Conquests and colonization – Aboriginal Australians, indigenous peoples of the New World, dividing and colonizing Africa and Asia
Slaveries in Europe pre-Industrialization, such as villeinage and serfdom
Trans-Atlantic Slavery and the trans-Atlantic Slave Trade
Depictions of slaves and slave traders in texts and art during the Abolition Period
Systems of slavery in tribal and traditional societies
WWII and post-WWII forced labor camps
Human Trafficking and other Forms of Contemporary Exploitation
Definitions - Is human trafficking “slavery”
Types of human trafficking (labor trafficking, sex trafficking, organ trafficking, etc.)
Civil society anti-trafficking activism: assessing contemporary initiatives and movements
The role of the nation state:
Can the nation state enslave? (prison labor, mandated military service, etc.)
Anti-trafficking policies and legislation
Systems and Structures of Enslavement and Subordination (historic and contemporary)
Role of slavery in national and global economies
Economic, political, legal structures – their role in enslavement and exploitation
Slavery’s impact on culture and the cultural impacts of historic slavery
Voices of the Enslaved
Slave narratives of the past and present
Descendants’ interpretation of their enslaved and/or slave-holding ancestors
Legacies of Slavery
Identifying and mapping contemporary legacies – economic, social, cultural, psychological (e.g., Post traumatic stress disorder and intergenerational trauma)
Assessment of slavery’s impact – economic, political, other
Commemorations and memorialization of enslavers and/or the enslaved
Legal regimes tacitly designed to perpetuate slavery (e.g., convict leasing)
Legal segregation or discrimination (in housing, education, banking, transportation, etc.)
Racial terror (e.g., lynching, forced removals)
Racial subordination and re-enslavement (e.g., voter disfranchisement, mass incarceration, medical apartheid)
Desecration of burial sites of the enslaved
Destruction of or denial of access to historical information
Lack of memorialization of sacred events/sacred persons/sacred sites
Transitional justice (e.g., reparations, memorialization, restitution)
Limited rights attribution and recognition for Afro-descended peoples
Capacities (and limitations) of domestic and international law in creating, implementing and challenging slavery’s legacies
Built environment (e.g., architecture, historic buildings, cityscapes, borders)
Anti-slavery Initiatives and Movements
Teaching and learning about slavery
Relationship to the global racial hierarchy
Abolitionism and law: effects and (in)effectiveness
The role of technology and multimedia
Submitting Your Proposal:
Proposals should be submitted no later than Friday, February 28, 2020 to:
The following information must be included in the body of the email:
The following information must be in the Microsoft Word file:
Please keep the following in mind:
Evaluating Your Proposal
All abstracts will be double-blind peer reviewed and you will be notified of the Organizing Committee’s decision no later than Friday, March 20, 2020. If a positive decision is made, you will be asked to promptly register online.
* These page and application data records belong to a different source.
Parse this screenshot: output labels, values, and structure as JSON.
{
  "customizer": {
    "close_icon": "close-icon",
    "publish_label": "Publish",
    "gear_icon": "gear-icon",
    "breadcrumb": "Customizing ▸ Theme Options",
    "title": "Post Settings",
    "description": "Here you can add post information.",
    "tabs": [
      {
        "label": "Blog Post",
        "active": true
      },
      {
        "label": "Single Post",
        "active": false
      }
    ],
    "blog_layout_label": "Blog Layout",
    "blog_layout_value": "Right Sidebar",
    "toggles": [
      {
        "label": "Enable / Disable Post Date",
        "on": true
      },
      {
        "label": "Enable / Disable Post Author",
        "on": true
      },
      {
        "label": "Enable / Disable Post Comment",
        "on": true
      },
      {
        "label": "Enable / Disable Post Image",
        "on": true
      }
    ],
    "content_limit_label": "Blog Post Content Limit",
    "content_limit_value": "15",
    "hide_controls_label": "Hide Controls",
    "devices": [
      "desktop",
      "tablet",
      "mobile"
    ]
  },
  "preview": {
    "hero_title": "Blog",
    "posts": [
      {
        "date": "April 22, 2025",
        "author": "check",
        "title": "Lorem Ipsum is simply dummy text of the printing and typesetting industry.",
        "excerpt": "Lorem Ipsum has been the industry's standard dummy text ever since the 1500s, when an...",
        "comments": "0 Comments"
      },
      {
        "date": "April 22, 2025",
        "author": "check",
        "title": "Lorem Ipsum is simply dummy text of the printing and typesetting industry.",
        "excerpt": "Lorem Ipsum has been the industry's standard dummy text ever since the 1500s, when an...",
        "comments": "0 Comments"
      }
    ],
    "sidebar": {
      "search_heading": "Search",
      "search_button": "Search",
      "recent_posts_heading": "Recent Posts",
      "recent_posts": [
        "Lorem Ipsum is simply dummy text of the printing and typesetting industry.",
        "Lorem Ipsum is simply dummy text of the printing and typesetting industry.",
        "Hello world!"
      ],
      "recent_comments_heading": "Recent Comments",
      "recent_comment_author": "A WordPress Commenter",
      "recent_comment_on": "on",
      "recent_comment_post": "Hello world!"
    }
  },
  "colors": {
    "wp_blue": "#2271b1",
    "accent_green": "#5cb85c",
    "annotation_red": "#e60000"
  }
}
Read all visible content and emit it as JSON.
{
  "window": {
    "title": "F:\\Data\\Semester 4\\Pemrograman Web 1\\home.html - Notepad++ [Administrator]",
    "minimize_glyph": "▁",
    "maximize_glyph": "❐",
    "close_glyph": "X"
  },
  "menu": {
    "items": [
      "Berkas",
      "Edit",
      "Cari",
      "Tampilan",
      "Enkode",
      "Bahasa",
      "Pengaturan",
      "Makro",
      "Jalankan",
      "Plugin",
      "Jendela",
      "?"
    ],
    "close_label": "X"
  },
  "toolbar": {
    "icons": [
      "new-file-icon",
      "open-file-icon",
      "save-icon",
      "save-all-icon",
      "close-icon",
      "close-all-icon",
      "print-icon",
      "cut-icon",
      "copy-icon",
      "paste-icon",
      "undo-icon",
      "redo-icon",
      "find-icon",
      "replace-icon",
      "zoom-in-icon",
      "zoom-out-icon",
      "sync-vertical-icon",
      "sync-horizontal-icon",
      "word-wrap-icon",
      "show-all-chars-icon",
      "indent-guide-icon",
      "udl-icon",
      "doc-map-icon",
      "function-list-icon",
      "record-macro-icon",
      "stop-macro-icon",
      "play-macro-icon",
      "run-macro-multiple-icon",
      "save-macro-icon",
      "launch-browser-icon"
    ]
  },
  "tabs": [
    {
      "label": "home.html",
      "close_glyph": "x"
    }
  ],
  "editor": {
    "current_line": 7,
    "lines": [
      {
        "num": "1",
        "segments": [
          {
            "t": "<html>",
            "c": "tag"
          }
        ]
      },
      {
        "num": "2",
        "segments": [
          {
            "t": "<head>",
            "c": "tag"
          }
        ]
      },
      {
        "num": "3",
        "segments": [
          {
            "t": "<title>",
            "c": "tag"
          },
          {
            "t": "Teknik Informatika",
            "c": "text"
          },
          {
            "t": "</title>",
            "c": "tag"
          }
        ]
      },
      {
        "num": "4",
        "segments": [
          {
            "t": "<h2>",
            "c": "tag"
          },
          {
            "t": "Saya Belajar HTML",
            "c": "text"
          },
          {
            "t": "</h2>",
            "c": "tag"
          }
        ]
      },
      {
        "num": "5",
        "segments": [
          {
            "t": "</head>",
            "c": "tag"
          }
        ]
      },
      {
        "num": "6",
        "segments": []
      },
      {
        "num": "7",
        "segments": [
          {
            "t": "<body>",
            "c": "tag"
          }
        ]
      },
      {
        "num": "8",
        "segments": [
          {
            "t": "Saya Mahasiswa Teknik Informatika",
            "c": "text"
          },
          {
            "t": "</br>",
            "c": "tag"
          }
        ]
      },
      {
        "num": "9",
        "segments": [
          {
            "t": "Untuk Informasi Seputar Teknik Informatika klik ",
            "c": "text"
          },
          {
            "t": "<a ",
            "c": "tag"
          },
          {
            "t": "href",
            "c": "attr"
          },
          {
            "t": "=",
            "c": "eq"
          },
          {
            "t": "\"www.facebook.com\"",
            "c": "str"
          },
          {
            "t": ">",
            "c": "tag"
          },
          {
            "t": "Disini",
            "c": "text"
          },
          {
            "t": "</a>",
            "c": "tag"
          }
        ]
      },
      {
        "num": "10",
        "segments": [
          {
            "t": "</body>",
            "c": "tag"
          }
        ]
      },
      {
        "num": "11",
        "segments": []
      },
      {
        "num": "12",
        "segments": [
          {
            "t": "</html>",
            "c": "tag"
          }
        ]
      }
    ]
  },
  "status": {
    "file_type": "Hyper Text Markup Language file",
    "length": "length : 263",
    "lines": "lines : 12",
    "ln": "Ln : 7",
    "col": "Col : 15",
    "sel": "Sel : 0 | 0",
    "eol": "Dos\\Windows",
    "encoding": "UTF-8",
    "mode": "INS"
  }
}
You will be asked to submit a draft paper of no more than 2000 words by Friday, May 8, 2020.
The conference registration fee is €220.
We offer a limited number of fellowships to participants who would otherwise be foreclosed from attending. The fellowships take the form of registration deferrals.
Monday, June 22 at 5:00pm to 8:00pm
Webster Leiden Campus
Boommarkt 1, 2311 EA Leiden, Netherlands